Green Tea: Does it deserve the hype?
Green Tea: Does it deserve the hype?
A little background
Tea is the most widely consumed beverage in the world next to water, with the awareness of the extensive benefits of tea existing for centuries by Asian communities. Green tea fermentation is inhibited through rapid steaming of the leaves, with the final product containing naturally occurring flavonoids and caffeine. Through the manufacturing process of no fermentation, green tea preserves high quantities of a sub-group of flavonoids: the catechin polyphenols. Epigallocatechin gallate (EGCG), epigallocatechin (EGC), epicatechin gallate (ECG) and epicatechin (EC) are the main polyphenols accountable for other beneficial effects such as the antioxidant and anti-mutagenic potential. EGCG is the most abundant and is thought to be the most pharmacologically active catechin. A typical average cup of green tea contains between 100-300 mg of total catechins and 50-90mg of caffeine. It is the Green Tea Extract (GTE) that is taken from the leaves and manufactured into various forms such as capsules, or powdered supplements along with other ‘fat burning’ ingredients.
Does it actually aid in fat burning?
A few studies have looked into the varied levels of catechins within green tea and how they affect long term fat reduction. In a 12 week study, one set of testing subjects were provided with a green tea beverage containing 583mg of catechins to consume every day, along with a control group of the only 96mg of catechins to consume every day (similar to a standard cup of green tea). This study found a greater decrease in body weight, fat mass, visceral fat and subcutaneous fat seen in the high catechin group compared with the low catechin group. These results are even more interesting due to the fact that the caffeine content in both trial groups was very similar. This is also backed by another study that has shown that 24-hour energy expenditure increases further when green tea extract is added to caffeine. This helps draw the conclusion that the fat reduction effects derive from the high levels of catechins within the testing drinks.
In other studies, however, it was found that individuals of Asian populations found greater weight loss over a 12 week period (1.51kg) compared to that of Caucasian populations (0.82 kg). It is therefore postulated that these result occurred due to a higher habitual caffeine intake for the Caucasians compared with the Asian populations, potentially caused a possible decrease in sensitivity to the effects of caffeine and catechins through high levels of consumption.
In more acute cases fat oxidation rates (fat burning) during exercise have also found positive effects through GTE administration. In one study, fat oxidation rates during moderate intensity exercise after ingestion of GTE (with no caffeine) in healthy young men.
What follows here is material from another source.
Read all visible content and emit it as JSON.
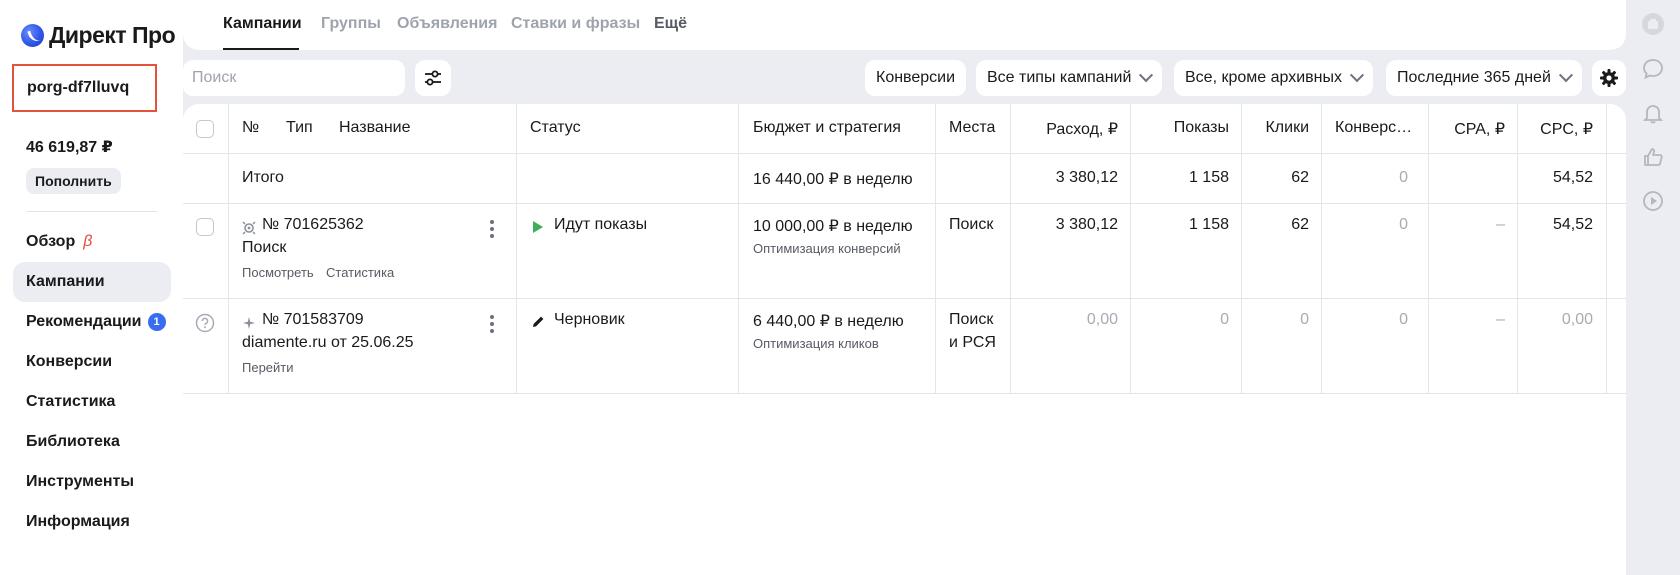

It was found that the ingestion of GTE increased whole-body fat oxidation significantly more than that of a placebo trial, again supporting the fact that GTE effects work independently of caffeine.
It has also been observed that GTE significantly reduced insulin concentrations (the hormone responsible for regulating blood sugars) following an oral glucose tolerance test. This data is significantly important as insulin is by far the most potent inhibitor of lipolysis (fat breakdown) with even a slight increase in plasma insulin suppressing the lipolytic rate by more than 50% below baseline levels.
So how does it work?
It has been known for years that caffeine can increase the fat oxidation process. So without getting too complex here is how it does so. Caffeine stimulates the sympathetic nervous system (SNS) resulting in a rise to the circulating catecholamines: epinephrine (adrenalin) and norepinephrine. These hormones, secreted by the adrenal gland, are the primary mediators of adipocyte (fat cell) lipolysis (fat breakdown) via beta-adrenergic receptor stimulation. This results in more fat being available in the blood to be used as energy in the working muscles.
Another proposed mechanism from the catechins in green tea is through enzyme inhibition of Catechol-O-methyltransferase (COMT). COMT is an intracellular enzyme that has been shown to degrade catechol compounds. GTE ingestion has been exposed to directly inhibit COMT through the resulting high concentrations of EGCG. There is also is a difference in responses to certain populations that may also be due to the wide variability in the activity of COMT, which has shown to vary as much as three fold between individuals and populations.
These synergistic actions of both caffeine and EGCG are suggested to result in the increase rates of fat oxidation following GTE ingestion. The main body of literature suggests that GTE + caffeine can stimulate amplified fat oxidation and reduce body fat over time. However there is shown disparities to these effects depending on habitual caffeine consumption, race or the amounts and distribution of GTE + caffeine mixtures. The high individuality of response and some contradictory research suggest that GTE as an ergogenic aid may not work for everyone looking to reduce body fat.